The OSPI must incorporate or adapt existing online training or curriculum to the maximum extent feasible, including contracting for or purchasing materials within available funds. Multiple modes of instruction should be incorporated, such as videos; participatory exercises; and other combinations of audio, video, and print. The OSPI must also maintain a website that includes the professional development materials along with other evaluation resources to assist school districts. The OSPI must identify the number of inservice training hours associated with each module of the professional development program and develop a way for users to document completion.

The OSPI must also work with the ESDs to provide clearinghouse services for professional development opportunities that align with the evaluation criteria.

Teacher and Principal Certification. Beginning September 1, 2016, the PESB must incorporate continuing education or knowledge and competencies related to the revised teacher and principal evaluation systems as a requirement for renewal of a continuing or professional certificate. Professional growth activities under focused evaluations may be used to fulfill the PGP requirements for professional certificate renewal. After August 31, 2013, to receive a residency certificate, principal candidates must have demonstrated knowledge of teacher evaluation research and Washington's evaluation requirements, and successfully completed opportunities to practice teacher evaluation skills.

Continued Work and Reports. The TPEP Steering Committee and pilot school districts must continue to examine implementation issues and refine tools for the new evaluation systems through the 2015-16 implementation phase, with particular attention to the following issues:

The OSPI may contract with an independent research organization to support these tasks.

The OSPI must monitor statewide implementation of the teacher and principal evaluation systems and provide a report to the Legislature and the Governor each July 1st between 2013 and 2016, with a final report on December 1, 2016.
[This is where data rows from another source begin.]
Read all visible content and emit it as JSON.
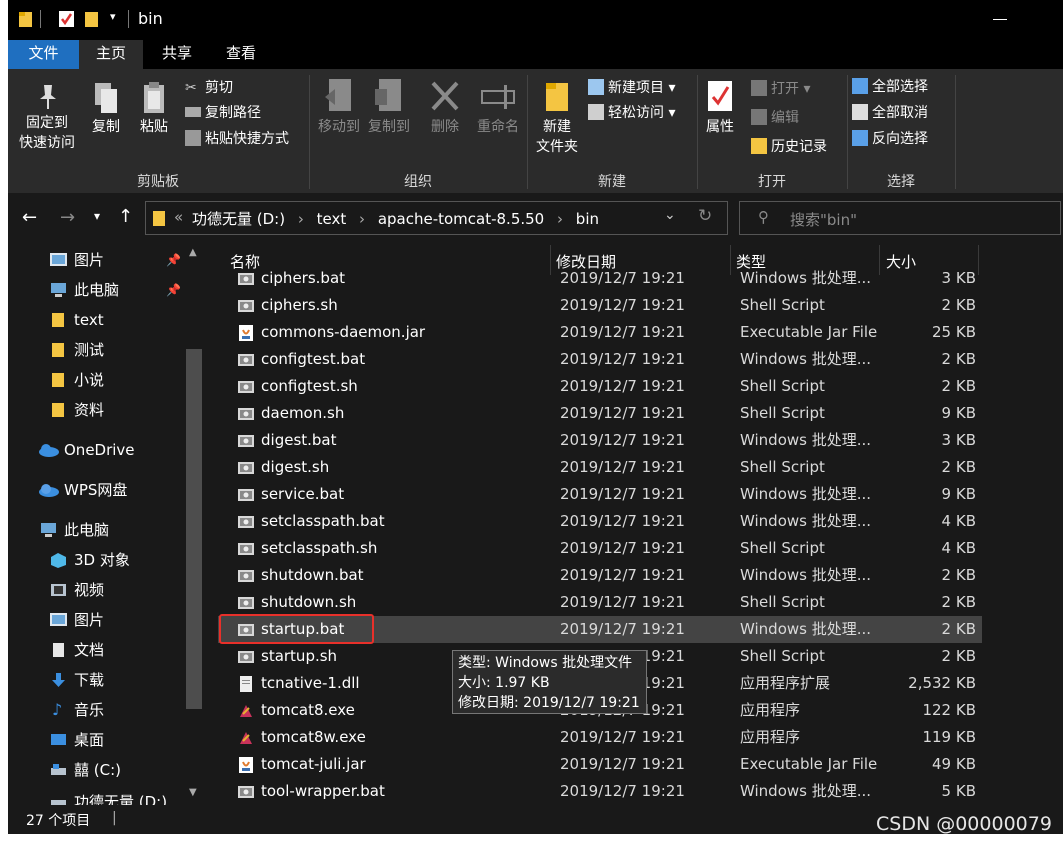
{
  "window": {
    "title": "bin"
  },
  "tabs": [
    "文件",
    "主页",
    "共享",
    "查看"
  ],
  "ribbon": {
    "pin": "固定到",
    "pin2": "快速访问",
    "copy": "复制",
    "paste": "粘贴",
    "cut": "剪切",
    "copy_path": "复制路径",
    "paste_shortcut": "粘贴快捷方式",
    "move_to": "移动到",
    "copy_to": "复制到",
    "delete": "删除",
    "rename": "重命名",
    "new_folder": "新建",
    "new_folder2": "文件夹",
    "new_item": "新建项目",
    "easy_access": "轻松访问",
    "properties": "属性",
    "open": "打开",
    "edit": "编辑",
    "history": "历史记录",
    "select_all": "全部选择",
    "select_none": "全部取消",
    "invert": "反向选择",
    "groups": [
      "剪贴板",
      "组织",
      "新建",
      "打开",
      "选择"
    ]
  },
  "address": {
    "prefix": "«",
    "crumbs": [
      "功德无量 (D:)",
      "text",
      "apache-tomcat-8.5.50",
      "bin"
    ],
    "search_placeholder": "搜索\"bin\""
  },
  "nav": {
    "items": [
      "图片",
      "此电脑",
      "text",
      "测试",
      "小说",
      "资料",
      "OneDrive",
      "WPS网盘",
      "此电脑",
      "3D 对象",
      "视频",
      "图片",
      "文档",
      "下载",
      "音乐",
      "桌面",
      "囍 (C:)",
      "功德无量 (D:)"
    ]
  },
  "columns": {
    "name": "名称",
    "date": "修改日期",
    "type": "类型",
    "size": "大小"
  },
  "files": [
    {
      "name": "ciphers.bat",
      "date": "2019/12/7 19:21",
      "type": "Windows 批处理...",
      "size": "3 KB"
    },
    {
      "name": "ciphers.sh",
      "date": "2019/12/7 19:21",
      "type": "Shell Script",
      "size": "2 KB"
    },
    {
      "name": "commons-daemon.jar",
      "date": "2019/12/7 19:21",
      "type": "Executable Jar File",
      "size": "25 KB"
    },
    {
      "name": "configtest.bat",
      "date": "2019/12/7 19:21",
      "type": "Windows 批处理...",
      "size": "2 KB"
    },
    {
      "name": "configtest.sh",
      "date": "2019/12/7 19:21",
      "type": "Shell Script",
      "size": "2 KB"
    },
    {
      "name": "daemon.sh",
      "date": "2019/12/7 19:21",
      "type": "Shell Script",
      "size": "9 KB"
    },
    {
      "name": "digest.bat",
      "date": "2019/12/7 19:21",
      "type": "Windows 批处理...",
      "size": "3 KB"
    },
    {
      "name": "digest.sh",
      "date": "2019/12/7 19:21",
      "type": "Shell Script",
      "size": "2 KB"
    },
    {
      "name": "service.bat",
      "date": "2019/12/7 19:21",
      "type": "Windows 批处理...",
      "size": "9 KB"
    },
    {
      "name": "setclasspath.bat",
      "date": "2019/12/7 19:21",
      "type": "Windows 批处理...",
      "size": "4 KB"
    },
    {
      "name": "setclasspath.sh",
      "date": "2019/12/7 19:21",
      "type": "Shell Script",
      "size": "4 KB"
    },
    {
      "name": "shutdown.bat",
      "date": "2019/12/7 19:21",
      "type": "Windows 批处理...",
      "size": "2 KB"
    },
    {
      "name": "shutdown.sh",
      "date": "2019/12/7 19:21",
      "type": "Shell Script",
      "size": "2 KB"
    },
    {
      "name": "startup.bat",
      "date": "2019/12/7 19:21",
      "type": "Windows 批处理...",
      "size": "2 KB"
    },
    {
      "name": "startup.sh",
      "date": "2019/12/7 19:21",
      "type": "Shell Script",
      "size": "2 KB"
    },
    {
      "name": "tcnative-1.dll",
      "date": "2019/12/7 19:21",
      "type": "应用程序扩展",
      "size": "2,532 KB"
    },
    {
      "name": "tomcat8.exe",
      "date": "2019/12/7 19:21",
      "type": "应用程序",
      "size": "122 KB"
    },
    {
      "name": "tomcat8w.exe",
      "date": "2019/12/7 19:21",
      "type": "应用程序",
      "size": "119 KB"
    },
    {
      "name": "tomcat-juli.jar",
      "date": "2019/12/7 19:21",
      "type": "Executable Jar File",
      "size": "49 KB"
    },
    {
      "name": "tool-wrapper.bat",
      "date": "2019/12/7 19:21",
      "type": "Windows 批处理...",
      "size": "5 KB"
    }
  ],
  "tooltip": {
    "type": "类型: Windows 批处理文件",
    "size": "大小: 1.97 KB",
    "date": "修改日期: 2019/12/7 19:21"
  },
  "status": {
    "count": "27 个项目"
  },
  "watermark": "CSDN @00000079"
}
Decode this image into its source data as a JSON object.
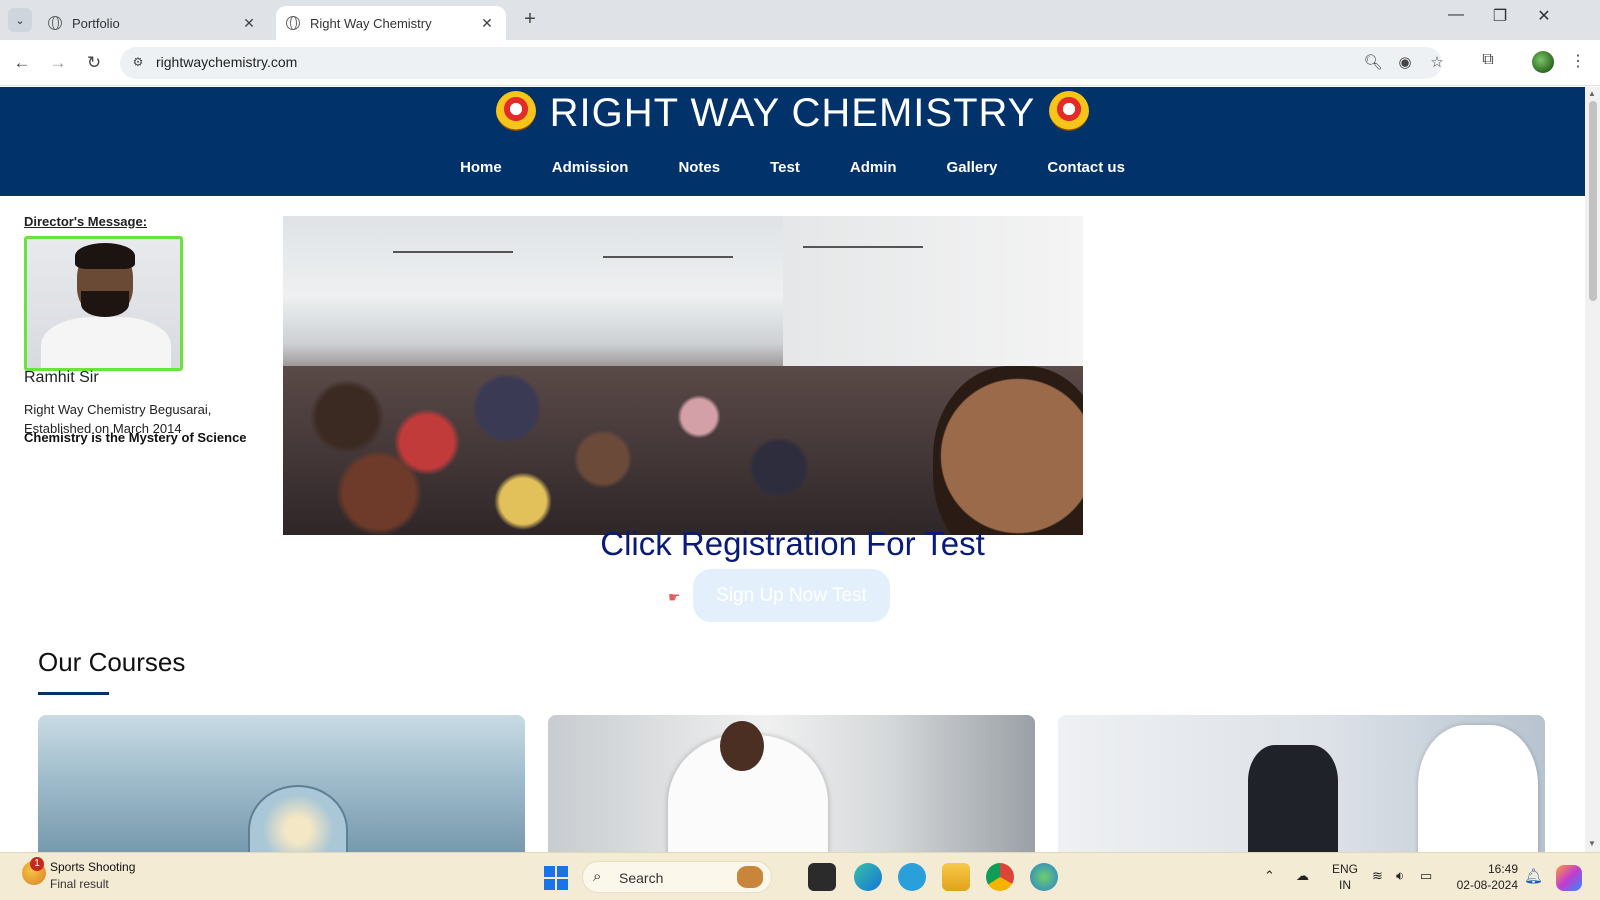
{
  "browser": {
    "tabs": [
      {
        "title": "Portfolio",
        "active": false
      },
      {
        "title": "Right Way Chemistry",
        "active": true
      }
    ],
    "address": "rightwaychemistry.com"
  },
  "site": {
    "brand": "RIGHT WAY CHEMISTRY",
    "nav": [
      "Home",
      "Admission",
      "Notes",
      "Test",
      "Admin",
      "Gallery",
      "Contact us"
    ]
  },
  "director": {
    "title": "Director's Message:",
    "name": "Ramhit Sir",
    "line1": "Right Way Chemistry Begusarai,",
    "line2": "Established on March 2014",
    "motto": "Chemistry is the Mystery of Science"
  },
  "registration": {
    "title": "Click Registration For Test",
    "button": "Sign Up Now Test",
    "pointer": "☛"
  },
  "courses": {
    "title": "Our Courses"
  },
  "taskbar": {
    "news_badge": "1",
    "news_title": "Sports Shooting",
    "news_sub": "Final result",
    "search": "Search",
    "lang_top": "ENG",
    "lang_bottom": "IN",
    "time": "16:49",
    "date": "02-08-2024"
  },
  "colors": {
    "header_bg": "#02326a",
    "registration_title": "#0a1a7a",
    "signup_button_bg": "#e3f0fb",
    "director_photo_border": "#6ae33e"
  }
}
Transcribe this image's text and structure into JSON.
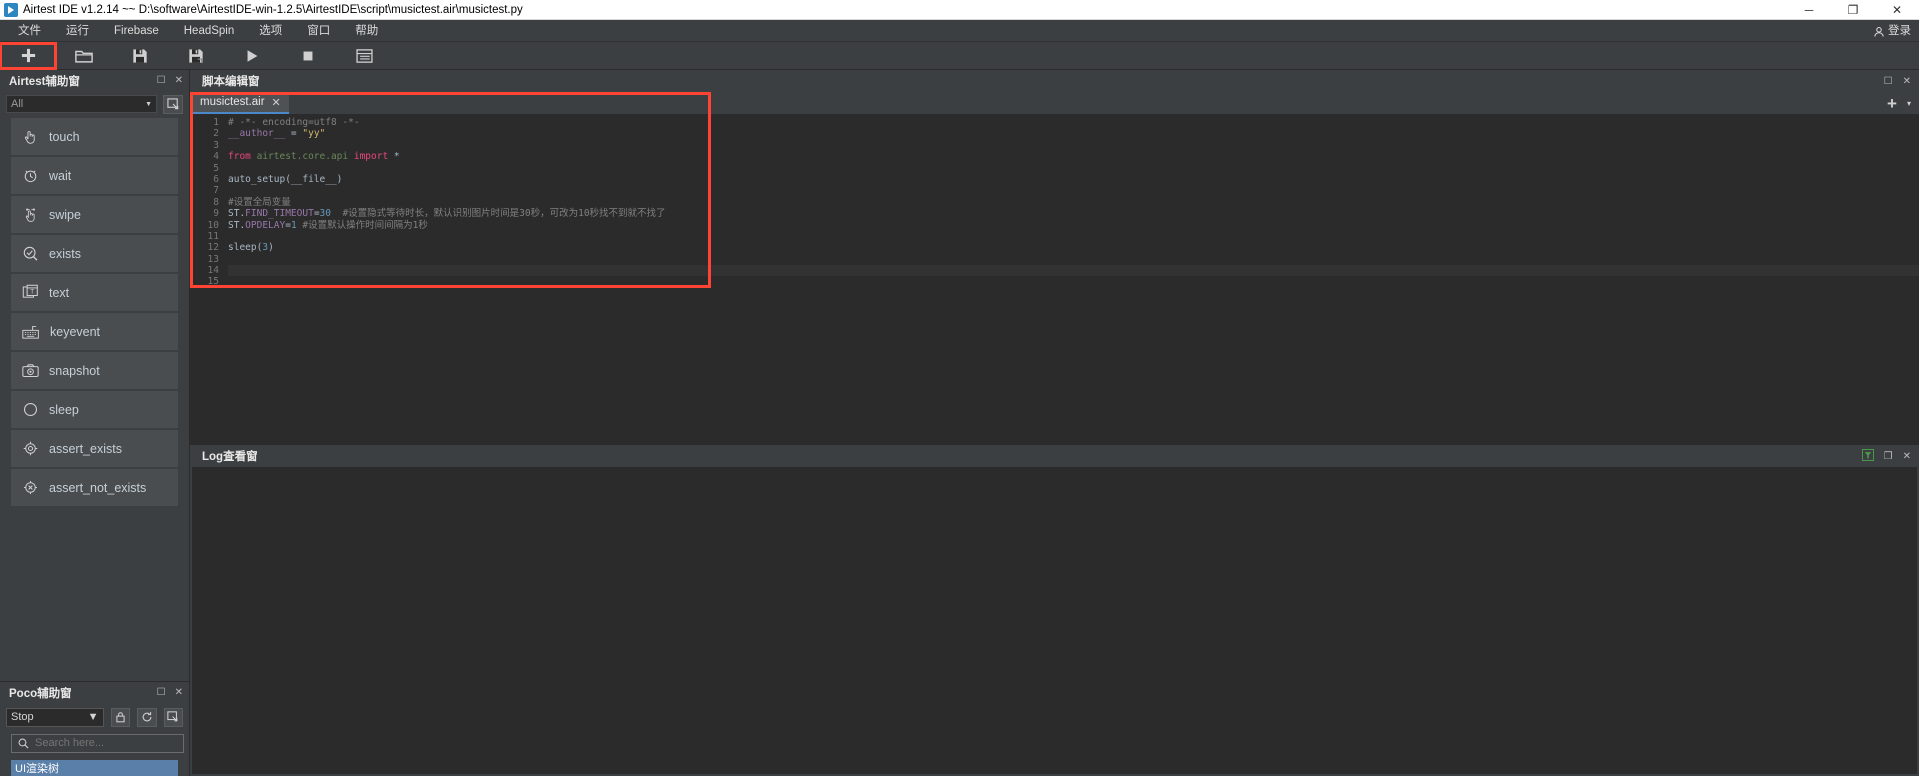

Appropriation: None.

Fiscal Note: Preliminary fiscal note available.

Effective Date: The bill takes effect 90 days after adjournment of the session in which the bill is passed.